In Britain, of course, Brown is still denying that there is a fear of recession, partly because he could be blamed if there was. But he is regarded as a safe pair of hands, whereas Cameron and his shadow chancellor, George Osborne, may not be as the going gets tougher. Brown could also learn some lessons from Hillary here about comeback. Following her victory she said she had "found her voice", in an odd way repeating the experience not of Brown but of John Major in 1992 (Hillary also at one stage in the campaign got on a soap box). Coming across as a human being, relating to your audience, and showing yourself as human is a trick which the British Prime Minister has still to learn.
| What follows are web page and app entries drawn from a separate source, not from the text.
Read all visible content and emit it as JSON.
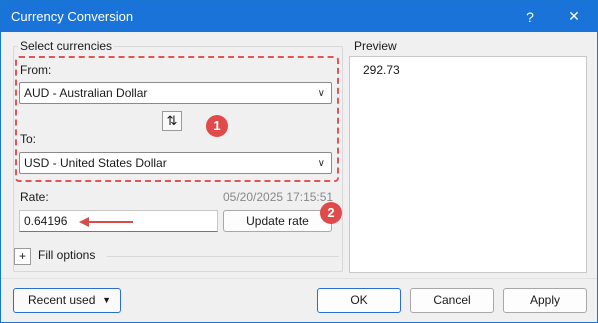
{
  "window": {
    "title": "Currency Conversion",
    "help_label": "?",
    "close_label": "✕"
  },
  "select_currencies": {
    "caption": "Select currencies",
    "from_label": "From:",
    "from_value": "AUD - Australian Dollar",
    "to_label": "To:",
    "to_value": "USD - United States Dollar",
    "swap_icon": "⇅"
  },
  "badges": [
    "1",
    "2"
  ],
  "rate": {
    "label": "Rate:",
    "timestamp": "05/20/2025 17:15:51",
    "value": "0.64196",
    "update_label": "Update rate"
  },
  "fill_options": {
    "toggle": "+",
    "label": "Fill options"
  },
  "preview": {
    "caption": "Preview",
    "value": "292.73"
  },
  "footer": {
    "recent_label": "Recent used",
    "recent_caret": "▼",
    "ok_label": "OK",
    "cancel_label": "Cancel",
    "apply_label": "Apply"
  },
  "colors": {
    "titlebar": "#1a73d9",
    "highlight": "#e04a4a"
  }
}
But the basic problem remains, for Brown as for Clinton. In today's democracy, when politics is treated as a sport where everyone rushes to support a perceived winner – hence the volatility of the polls – experience cuts both ways. It can seem a strength in times of trouble but equally a symbol of the past when voters want something fresh and young. Brown, like Hillary Clinton, is respected but he is not liked by the public. And being liked could still be the crucial factor in their final success – or failure.